She forgot that he's a hero.
Everyone has a back story. Everyone. Even the antagonist. And you not only have to know the back story, you have to be able to climb under his skin and justify his actions based on his back story. To present a convincing bad guy, you have to be the bad guy for awhile.
How bad of a bad guy is he?
- He's not really bad, he just doesn't agree with the protagonist.
- He's definitely a bad guy, and he's deranged.
- He's a bad guy retrospectively, like in the story I discussed with the young author.
In the historical plot we discussed, the bad guy captained a slave ship. I'm not sure there are too many things worse than that. We discussed who this guy was, though, and humanized him:
- He's a guy with a ship and a crew, doing a job in an era when slavery was controversial, but not illegal. In the South at the time, it was a way of life, and no one thought anything of it.
- He did his job at a time when slaves were chattel, and the commonly held opinion was that they were inferior. Evil idea to us now, but just a way of life then.
- He probably had a wife and family at home to whom he was very loving. Probably had friends all over the world with whom he hoisted a pint when he was in port. He probably tithed to his church.
Because, after all, he was just a regular guy with a distasteful job. The only thing making our antagonist a bad guy is his job, a job that financially supported his crew and family.
When things are "just a way of life," no one looks at them as evil---few give the status quo a second thought. Eventually, more people came to their senses and fought a war to bring the South in line and end slavery, but in the era of the story we're discussing, there might have been a few folks shaking their heads, a few denouncing the practice, but it was still "just a way of life."
So, you can present your antagonist as just a regular guy with a despicable job. Or, if you want to make him really bad, you can also illustrate how he treats his "cargo," which is also how you turn him from a bad guy to a good guy, because now we're talking about motive and integrity. If he's the protagonist, he finds his job revolting.
But, keeping him a bad guy and to illustrate him as being totally despicable, we'd have to alter him a bit. With my scenario above---loving wife and kids, friends, church attendance---we'd have a fairly likeable guy that shocks readers once they discover his job. That would be fine if we wanted to turn a good guy with a bad job into a good guy activist trying to abolish that job. But it's not fine if we want to keep him bad.
So, how do you round him out? Make the monster human? You don't want to have him too sympathetic, so what do you do?

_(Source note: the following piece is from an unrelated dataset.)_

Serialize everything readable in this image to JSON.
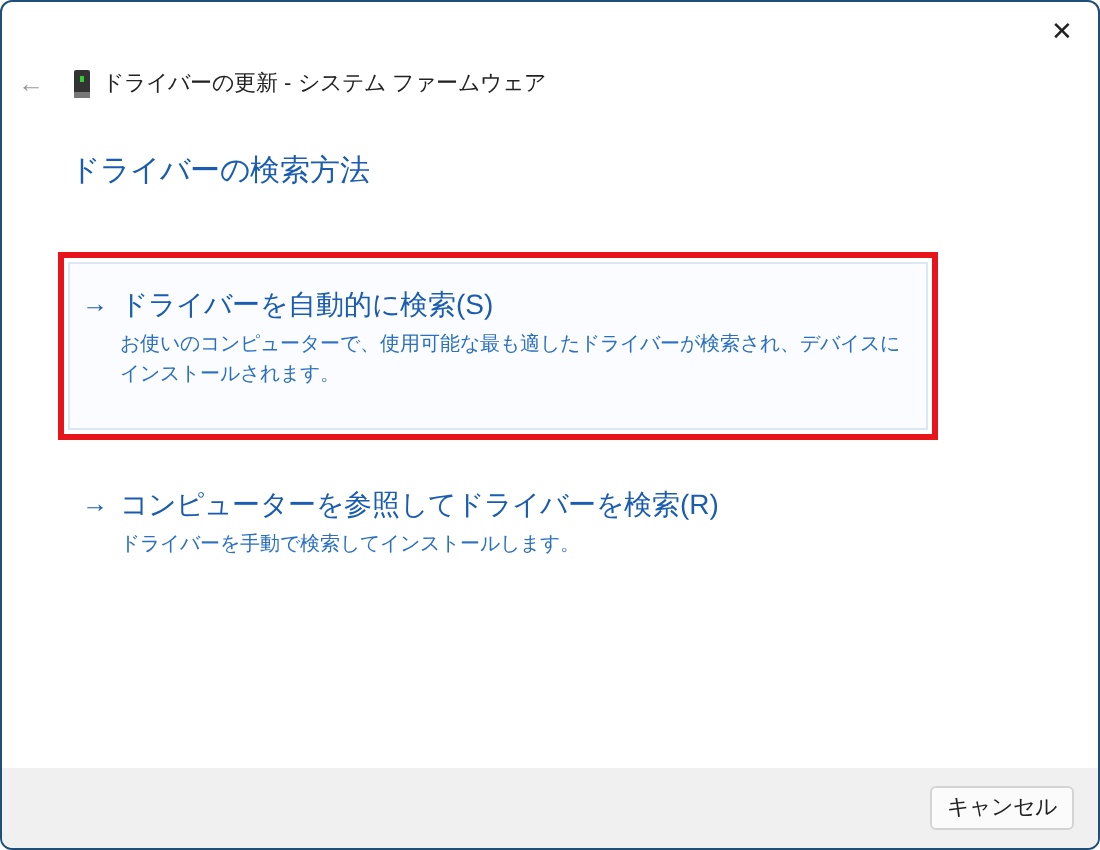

Here's where the "save the cat" idea comes in. Give him one thing he loves, one act of kindness, one moral tenet he adheres to, and you've changed him from a 1920's silent movie villain to an interesting antagonist.
- While they're loading the "cargo" onto the ship, he can let a little boy play at the wheel.
- He can carry his scruffy dog because it's afraid to go down the ramp to the dock.
- He can tip his cap respectfully at older ladies because they remind him of his precious ma.
Or, you can illustrate why he believes what he's doing is right. It'll be warped, to our minds, but it'll fit the era:
- There aren't enough workers in the South to harvest the cotton necessary for clothing.
- The slave trade is legal, and it feeds my family and crew.
- My children deserve a better lifestyle, and my income guarantees they'll have one.
Who is your bad guy? How well do you know him? Is he a bad just for the sake of being bad? How does he justify himself? How does his situation/setting/era help justify him? How bad to you want him to be? How sympathetic?
It's okay to make him bad, but you also have to make him human. Obvious, mustache-twirlin' villains are for the '20s.
(Linda Yezak © 2016)